Photos of MBB team handing out breakfast to BBM campers...
But the NCAA is really, really happy with the status quo and the blind eye justice they've been handing out since they were organized.
If your program isn't obviously and eggregiously cheating in full public view (and you don't bald-faced lie to investigators), you're going to get away with virtually anything you want to do.
"You can learn little from victory. You can learn everything from defeat."
-- Christy Matthewson
"Show me a good loser and I'll show you an idiot."
-- Leo Durocher
I really think the NCAA does like to turn a blind eye in some cases, as they don't want the level of full-on corruption get exposed. But I also think they'd go after 80% of these cases more vigorously if they had the manpower. And since they're limited to a set percentage of admin costs they can pluck from the NCAA basketball revenue and postseason media rights, their primary sources of income, their hands are tied.
"No matter how good you are, you're going to lose one-third of your games. No matter how bad you are you're going to win one-third of your games. It's the other third that makes the difference." ~Tommy Lasorda
Nice article from Mike DeCourcy at The Sporting News about Kanter situation with quotes from Kanter's father...

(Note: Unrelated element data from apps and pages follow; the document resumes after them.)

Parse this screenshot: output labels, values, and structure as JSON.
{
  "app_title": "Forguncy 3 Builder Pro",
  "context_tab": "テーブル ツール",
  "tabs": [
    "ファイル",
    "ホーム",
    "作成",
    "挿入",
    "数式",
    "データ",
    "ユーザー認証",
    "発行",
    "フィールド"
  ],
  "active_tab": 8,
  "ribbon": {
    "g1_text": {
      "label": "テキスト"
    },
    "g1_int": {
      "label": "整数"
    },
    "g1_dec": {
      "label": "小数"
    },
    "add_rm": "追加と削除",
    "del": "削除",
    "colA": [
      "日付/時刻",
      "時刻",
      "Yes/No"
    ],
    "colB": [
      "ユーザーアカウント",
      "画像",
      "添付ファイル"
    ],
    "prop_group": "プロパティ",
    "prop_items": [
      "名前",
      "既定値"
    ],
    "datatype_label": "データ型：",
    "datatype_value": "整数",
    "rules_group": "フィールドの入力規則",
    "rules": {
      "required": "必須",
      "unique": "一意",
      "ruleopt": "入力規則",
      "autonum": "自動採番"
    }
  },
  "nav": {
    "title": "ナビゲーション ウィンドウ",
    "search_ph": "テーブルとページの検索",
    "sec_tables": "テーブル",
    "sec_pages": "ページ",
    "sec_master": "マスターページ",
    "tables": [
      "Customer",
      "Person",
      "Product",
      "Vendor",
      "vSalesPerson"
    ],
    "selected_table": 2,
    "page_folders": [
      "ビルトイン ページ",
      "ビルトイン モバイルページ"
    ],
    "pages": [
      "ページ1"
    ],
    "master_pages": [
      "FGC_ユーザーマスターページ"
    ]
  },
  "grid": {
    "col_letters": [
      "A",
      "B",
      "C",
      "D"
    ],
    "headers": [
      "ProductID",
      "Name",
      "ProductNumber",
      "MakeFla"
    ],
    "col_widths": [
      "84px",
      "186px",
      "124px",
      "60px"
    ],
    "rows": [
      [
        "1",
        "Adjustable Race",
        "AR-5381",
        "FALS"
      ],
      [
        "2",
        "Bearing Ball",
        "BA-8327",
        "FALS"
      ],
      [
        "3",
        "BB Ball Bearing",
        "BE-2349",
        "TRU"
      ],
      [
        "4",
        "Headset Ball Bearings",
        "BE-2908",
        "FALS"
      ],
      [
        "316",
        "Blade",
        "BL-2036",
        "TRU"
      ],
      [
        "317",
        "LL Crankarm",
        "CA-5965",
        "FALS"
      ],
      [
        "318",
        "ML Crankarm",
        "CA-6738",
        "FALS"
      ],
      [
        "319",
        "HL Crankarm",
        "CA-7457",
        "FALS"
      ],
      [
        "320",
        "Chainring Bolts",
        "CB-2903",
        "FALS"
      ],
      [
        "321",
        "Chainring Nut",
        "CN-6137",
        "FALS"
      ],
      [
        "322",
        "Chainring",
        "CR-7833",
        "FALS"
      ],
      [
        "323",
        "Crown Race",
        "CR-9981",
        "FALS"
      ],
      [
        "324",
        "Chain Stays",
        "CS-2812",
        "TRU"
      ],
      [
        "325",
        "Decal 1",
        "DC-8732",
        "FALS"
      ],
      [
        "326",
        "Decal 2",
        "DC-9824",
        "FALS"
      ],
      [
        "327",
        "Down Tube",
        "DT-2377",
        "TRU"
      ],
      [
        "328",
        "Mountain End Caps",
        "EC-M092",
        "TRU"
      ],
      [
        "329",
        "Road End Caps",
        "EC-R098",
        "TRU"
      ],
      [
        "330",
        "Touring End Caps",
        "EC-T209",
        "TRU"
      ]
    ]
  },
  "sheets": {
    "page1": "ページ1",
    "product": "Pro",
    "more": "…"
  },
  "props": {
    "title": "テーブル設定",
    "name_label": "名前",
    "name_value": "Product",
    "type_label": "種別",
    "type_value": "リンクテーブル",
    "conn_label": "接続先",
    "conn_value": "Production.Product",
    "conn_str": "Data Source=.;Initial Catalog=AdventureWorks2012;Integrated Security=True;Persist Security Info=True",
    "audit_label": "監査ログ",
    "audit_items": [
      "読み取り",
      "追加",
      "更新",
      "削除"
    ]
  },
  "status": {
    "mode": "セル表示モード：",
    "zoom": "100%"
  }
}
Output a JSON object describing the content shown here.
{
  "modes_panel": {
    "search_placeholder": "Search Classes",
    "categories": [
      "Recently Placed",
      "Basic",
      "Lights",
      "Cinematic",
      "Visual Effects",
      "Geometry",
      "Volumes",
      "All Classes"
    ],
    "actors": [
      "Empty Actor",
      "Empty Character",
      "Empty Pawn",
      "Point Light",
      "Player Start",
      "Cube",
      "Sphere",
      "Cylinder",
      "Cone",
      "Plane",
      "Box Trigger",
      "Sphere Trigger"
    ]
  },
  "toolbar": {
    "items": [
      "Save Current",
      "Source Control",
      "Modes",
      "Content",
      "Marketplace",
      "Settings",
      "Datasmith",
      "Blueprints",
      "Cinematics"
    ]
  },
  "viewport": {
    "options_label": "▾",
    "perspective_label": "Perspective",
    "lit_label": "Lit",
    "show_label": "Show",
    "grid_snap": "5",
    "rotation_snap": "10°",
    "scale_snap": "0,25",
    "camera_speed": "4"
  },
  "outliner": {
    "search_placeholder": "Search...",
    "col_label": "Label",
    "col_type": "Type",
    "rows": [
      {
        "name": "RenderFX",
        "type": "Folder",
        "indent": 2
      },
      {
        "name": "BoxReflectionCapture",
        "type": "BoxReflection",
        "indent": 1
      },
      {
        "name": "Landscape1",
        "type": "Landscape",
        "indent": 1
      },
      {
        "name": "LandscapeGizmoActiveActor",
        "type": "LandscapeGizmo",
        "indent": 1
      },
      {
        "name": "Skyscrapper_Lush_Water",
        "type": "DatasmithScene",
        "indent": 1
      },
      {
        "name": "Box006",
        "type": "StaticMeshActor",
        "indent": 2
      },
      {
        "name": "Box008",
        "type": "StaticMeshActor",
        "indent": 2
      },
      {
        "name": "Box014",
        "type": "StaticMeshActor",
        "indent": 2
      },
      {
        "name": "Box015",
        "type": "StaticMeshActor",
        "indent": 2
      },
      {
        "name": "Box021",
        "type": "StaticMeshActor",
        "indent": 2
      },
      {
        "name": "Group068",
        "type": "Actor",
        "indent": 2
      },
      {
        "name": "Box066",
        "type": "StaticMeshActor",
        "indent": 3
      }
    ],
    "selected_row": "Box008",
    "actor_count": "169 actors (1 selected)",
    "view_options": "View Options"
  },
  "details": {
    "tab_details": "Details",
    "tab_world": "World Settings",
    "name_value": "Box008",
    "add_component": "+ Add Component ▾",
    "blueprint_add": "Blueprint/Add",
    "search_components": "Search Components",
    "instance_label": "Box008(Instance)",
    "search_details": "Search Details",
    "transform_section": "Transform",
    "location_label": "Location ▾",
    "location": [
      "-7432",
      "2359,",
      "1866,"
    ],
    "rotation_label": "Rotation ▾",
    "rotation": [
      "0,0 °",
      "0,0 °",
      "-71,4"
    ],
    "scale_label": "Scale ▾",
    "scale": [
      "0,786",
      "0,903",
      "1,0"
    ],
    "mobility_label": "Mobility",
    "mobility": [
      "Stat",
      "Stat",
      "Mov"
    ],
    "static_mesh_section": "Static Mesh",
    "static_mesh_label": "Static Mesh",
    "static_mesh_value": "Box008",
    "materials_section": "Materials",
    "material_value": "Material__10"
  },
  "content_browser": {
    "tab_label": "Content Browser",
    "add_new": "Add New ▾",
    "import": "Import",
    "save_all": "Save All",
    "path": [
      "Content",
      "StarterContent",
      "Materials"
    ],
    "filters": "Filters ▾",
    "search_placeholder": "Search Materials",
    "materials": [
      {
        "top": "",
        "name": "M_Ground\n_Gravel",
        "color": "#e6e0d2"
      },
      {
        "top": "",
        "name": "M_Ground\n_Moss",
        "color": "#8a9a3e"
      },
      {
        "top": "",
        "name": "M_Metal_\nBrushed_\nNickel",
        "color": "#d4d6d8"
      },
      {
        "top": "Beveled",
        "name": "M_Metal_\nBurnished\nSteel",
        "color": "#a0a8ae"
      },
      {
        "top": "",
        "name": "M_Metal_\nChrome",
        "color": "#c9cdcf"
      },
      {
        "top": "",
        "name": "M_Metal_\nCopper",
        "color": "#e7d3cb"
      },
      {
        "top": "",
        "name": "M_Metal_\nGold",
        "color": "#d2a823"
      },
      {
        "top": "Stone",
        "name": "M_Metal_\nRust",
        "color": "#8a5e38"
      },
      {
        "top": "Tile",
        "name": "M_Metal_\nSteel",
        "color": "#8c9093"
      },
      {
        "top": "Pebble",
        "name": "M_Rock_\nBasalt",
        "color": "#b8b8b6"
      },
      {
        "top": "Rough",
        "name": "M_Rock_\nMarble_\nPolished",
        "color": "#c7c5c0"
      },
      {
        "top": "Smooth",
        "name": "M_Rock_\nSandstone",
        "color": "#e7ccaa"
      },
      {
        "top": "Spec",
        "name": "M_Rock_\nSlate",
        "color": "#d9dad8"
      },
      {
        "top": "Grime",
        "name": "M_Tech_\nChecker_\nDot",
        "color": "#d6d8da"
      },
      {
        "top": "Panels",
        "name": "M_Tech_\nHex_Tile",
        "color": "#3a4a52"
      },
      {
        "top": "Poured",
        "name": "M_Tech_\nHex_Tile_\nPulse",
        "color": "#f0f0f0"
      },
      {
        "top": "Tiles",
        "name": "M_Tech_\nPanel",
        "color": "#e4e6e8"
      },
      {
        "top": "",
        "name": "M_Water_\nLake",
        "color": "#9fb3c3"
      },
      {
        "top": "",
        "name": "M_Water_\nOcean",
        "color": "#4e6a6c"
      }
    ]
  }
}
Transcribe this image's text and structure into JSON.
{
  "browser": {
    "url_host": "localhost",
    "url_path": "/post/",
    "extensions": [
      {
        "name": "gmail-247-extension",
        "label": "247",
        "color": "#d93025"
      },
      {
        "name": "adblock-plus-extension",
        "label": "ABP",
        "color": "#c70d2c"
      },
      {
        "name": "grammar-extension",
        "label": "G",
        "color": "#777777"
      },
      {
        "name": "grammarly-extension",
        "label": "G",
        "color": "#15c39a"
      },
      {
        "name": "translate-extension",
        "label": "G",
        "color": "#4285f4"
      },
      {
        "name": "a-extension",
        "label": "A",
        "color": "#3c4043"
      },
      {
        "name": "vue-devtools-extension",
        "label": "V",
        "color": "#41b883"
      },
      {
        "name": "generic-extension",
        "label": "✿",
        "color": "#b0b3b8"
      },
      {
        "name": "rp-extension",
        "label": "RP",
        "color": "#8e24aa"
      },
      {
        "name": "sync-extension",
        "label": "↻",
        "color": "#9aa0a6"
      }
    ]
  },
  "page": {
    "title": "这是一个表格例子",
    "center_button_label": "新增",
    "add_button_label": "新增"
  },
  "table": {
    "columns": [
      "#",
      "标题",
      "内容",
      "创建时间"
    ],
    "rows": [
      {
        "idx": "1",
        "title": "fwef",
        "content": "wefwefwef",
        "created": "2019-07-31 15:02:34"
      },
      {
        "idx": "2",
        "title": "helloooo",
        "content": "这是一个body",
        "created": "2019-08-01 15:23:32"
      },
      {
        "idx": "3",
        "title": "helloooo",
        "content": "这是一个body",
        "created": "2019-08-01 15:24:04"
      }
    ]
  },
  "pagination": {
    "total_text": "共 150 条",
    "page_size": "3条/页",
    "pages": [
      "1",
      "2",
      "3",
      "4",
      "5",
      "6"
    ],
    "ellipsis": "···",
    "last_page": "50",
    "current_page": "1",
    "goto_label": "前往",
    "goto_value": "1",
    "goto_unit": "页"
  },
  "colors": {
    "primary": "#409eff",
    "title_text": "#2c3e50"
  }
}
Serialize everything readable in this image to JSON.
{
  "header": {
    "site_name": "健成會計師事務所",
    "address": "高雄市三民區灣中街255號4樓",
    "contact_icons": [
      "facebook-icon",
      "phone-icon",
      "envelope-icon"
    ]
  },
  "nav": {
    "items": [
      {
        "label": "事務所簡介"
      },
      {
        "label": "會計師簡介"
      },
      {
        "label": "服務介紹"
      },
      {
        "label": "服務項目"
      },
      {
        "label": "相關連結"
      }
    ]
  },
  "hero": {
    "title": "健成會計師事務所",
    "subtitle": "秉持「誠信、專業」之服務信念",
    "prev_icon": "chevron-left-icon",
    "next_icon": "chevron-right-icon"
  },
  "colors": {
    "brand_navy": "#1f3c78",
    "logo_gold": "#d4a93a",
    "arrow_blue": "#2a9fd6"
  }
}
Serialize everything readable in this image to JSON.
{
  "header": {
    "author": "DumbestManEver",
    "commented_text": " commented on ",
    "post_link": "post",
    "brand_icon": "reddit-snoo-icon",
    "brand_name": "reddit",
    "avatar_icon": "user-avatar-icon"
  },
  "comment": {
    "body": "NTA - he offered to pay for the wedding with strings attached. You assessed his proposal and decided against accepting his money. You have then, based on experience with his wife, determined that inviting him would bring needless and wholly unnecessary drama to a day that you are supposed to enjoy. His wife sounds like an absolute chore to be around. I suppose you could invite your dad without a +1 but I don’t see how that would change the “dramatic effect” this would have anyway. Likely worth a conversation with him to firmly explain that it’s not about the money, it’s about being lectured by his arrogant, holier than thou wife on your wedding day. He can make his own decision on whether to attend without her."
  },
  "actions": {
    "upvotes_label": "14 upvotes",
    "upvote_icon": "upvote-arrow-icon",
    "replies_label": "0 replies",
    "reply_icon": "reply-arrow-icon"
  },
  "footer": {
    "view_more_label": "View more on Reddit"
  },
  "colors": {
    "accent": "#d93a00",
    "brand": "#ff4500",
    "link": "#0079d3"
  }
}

Funny article, flies have invaded the KFC Yum! Center (aka Chicken Bucket) ....
You can write your own jokes.
Really nice blog/article by Jon Rothstein, writer for MSG.com...
This is what comes with being at the apex of college basketball -- or any vocation, for that matter. No one will talk about the fact that Bledsoe did extra work to get on the court; they'd rather ignore that Oher's story presented a dramatically worse set of circumstances. Instead of thinking about that, they'd rather vilify Bledsoe and Kentucky.
Oher became eligible to play college football at the University of Mississippi by taking multiple 10-day "online" courses through Brigham Young University. To complete these courses, all Oher had to do was read a few brief works or passages and answer five questions afterwards. Those courses allowed him to replace Ds and Fs on his transcripts with As, raising his GPA from a 0.6 to a 2.65.
And since Oher was certified as learning-disabled, he was allowed to take the ACT as many times as possible with an aide at his side to help analyze the questions. A higher ACT score meant Oher could become eligible with a lower GPA: The NCAA has a sliding scale when it comes to ACT and grade-point averages.
The power of envy nearly smeared Bledsoe's name and the Wildcats' program. It almost left him moving backwards at a point in his life when the only thing on his mind should be preparing for his first NBA training camp with the Los Angeles Clippers.
Heavy is the head that wears the crown -- the higher you go, as Calipari and Riley have, the more bullets you have to dodge. The greater the stage, the bigger the scrutiny. The higher the profile, the more powerful the takedown.
Many were inspired by Oher's story, while griping at the result of Bledsoe's. But I see Bledsoe as a young man who became a scapegoat because he was associated with college basketball's empire. Anything else wouldn't be considered the truth. But that wouldn't make for good Hollywood, would it?
That article makes a good point about the perception associated with each situation, what it doesn't address though is a right or wrong.
I genuinely curious WMR, do you feel Kentucky is being wrongly portrayed because;
a) they've done absolutely nothing wrong
b)they've done wrong only by the NCAA's stupid rules, the NCAA should just leave everyone alone
c)they've done wrong but no moreso than any other school
or d)they've done wrong and you're hoping they don't get caught and/or punished?
When people say that I donít know what Iím talking about when it comes to sports or writing, I think: Man, you should see me in the rest of my life.